About three weeks ago, I took my son to music class at our local independent music store. As I walked in, I ran into my good friend, Colleen, her husband, and her 8 month old daughter, Scarlett. Colleen and I have been friends since we were about 19 years old, and we spent a lot of time together during those younger years. After I had my daughter, however, my life changed, and I slowly slipped away from all the people I used to hang out with. This never changed how much I loved and respected her, and I have always been happy that she married a local boy and stuck around town.
We have seen each other often around town, chatting for a little while, and then promising to keep in touch. But then, life just continues and with both of us having families and jobs, it’s been difficult to reconnect as often as we could.
Which is why, when I ran into Colleen at the music class, I was ecstatic to see my old friend again. We greeted each other and hugged. I asked how she had been doing.
“Things have been hard,” she said. “I just got diagnosed with eye cancer.” She started to cry.
Shock doesn’t convey how I felt. Colleen is a year younger than me, 33. She is a yoga teacher and a massage therapist. She is super-healthy. She is one of the kindest, most positive souls I have ever met. She is gorgeous. And most importantly, she is the mother to an 8 month old baby girl.
I cried. I didn’t know what to really say. She said she was leaving for UCLA the next day so her and her family were just trying to have a normal day, hence why they were at the music class.
I pulled it together. We sang and danced with the kids and noted how different our lives were now–the singing and dancing had changed since we were 21.
When I left, we hugged and she told me to tell everyone I knew, to spread the word so that our friends’ thoughts and prayers could be directed her way. If we prayed hard enough, the universe had to answer.
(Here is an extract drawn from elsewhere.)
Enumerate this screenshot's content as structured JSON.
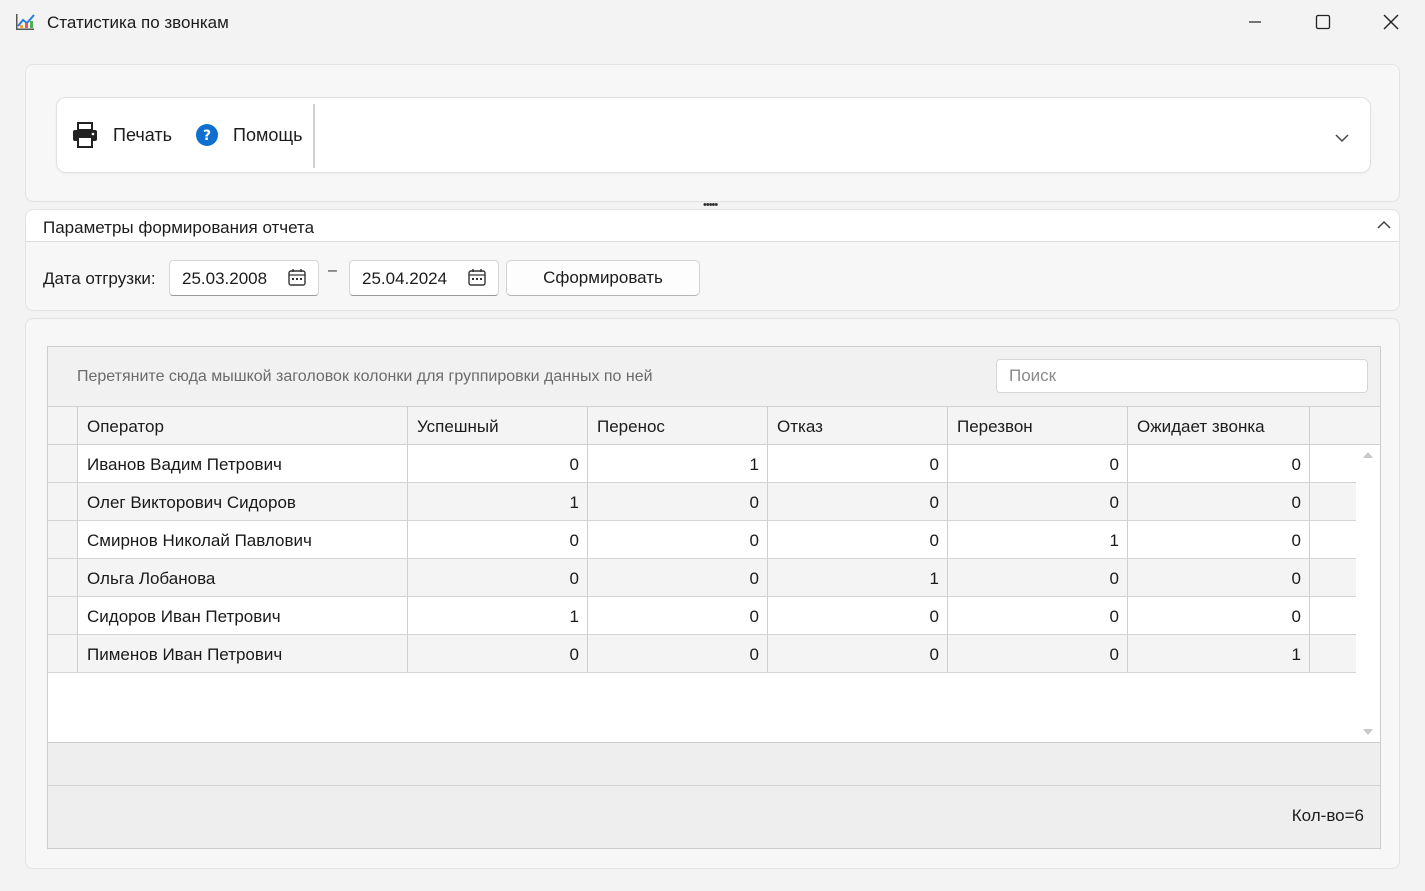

So that’s what I did. I went home, called some people, told them the news. We all prayed and sent positive energy Colleen’s way. She had surgery on her eye, and though she is not cancer free yet, and they are still awaiting the pathology reports to decide the next course of action, things are looking much better. She is healing.
So today, my kids and I met up with her for brunch. She apologized for how emotional she was when she told me she had cancer. To me that was one of the most beautiful moments of my life. While the news was devastating, it was a moment of raw, unfiltered emotion, something we seem to lack in this country. It made the moment real. It made the scenario real. It made Colleen real. And look how beautiful she is:
Today, I am thankful for my beautiful, healing friend, Colleen.
With us at brunch was another old friend, Jenn. Jenn, Colleen, and I have all known each other since we were teenagers, but Jenn and Colleen are “besties” and have a bond as close as sisters. When Colleen was diagnosed, Jenn came down from her home in San Francisco to help. Jenn, besides being one of the most fun and giving people I have ever met, has spent the past 2 1/2 weeks living with Colleen and her family, cooking, helping with baby Scarlett, and caring for her best friend. If we could all have a friend like Jenn, we would never need anything else–of that, I am convinced.
Today I am thankful for Jenn. Look how beautiful she is:
We knew our brunch was over when my son started throwing food and utensils across the table. As he chucked something (a fork? a crayon? who knows…it went by way too fast), toward the table next to us, I turned around to apologize. There sat an elderly–though still vivacious–couple. The woman nodded in understanding.
“Oh, you probably have kids yourself and understand,” I said.
“We’ve had seven,” the man replied.
“Seven??? How long have you been married?” I asked.
“67 years,” he replied.
67 years! 67 years! And here they were, sipping champagne, and actually enjoying each other. We chatted for a bit, and then we left.
I drove home pondering this. I still can’t get over the fact that they’ve been married for 67 years. I can’t imagine loving and living with someone for that long. But to know it exists, to know it can happen, to know that some stick it out, is to know that love–in all its various forms–is possible.
Today, I am thankful for this loving couple:
I had a lot to be thankful for today.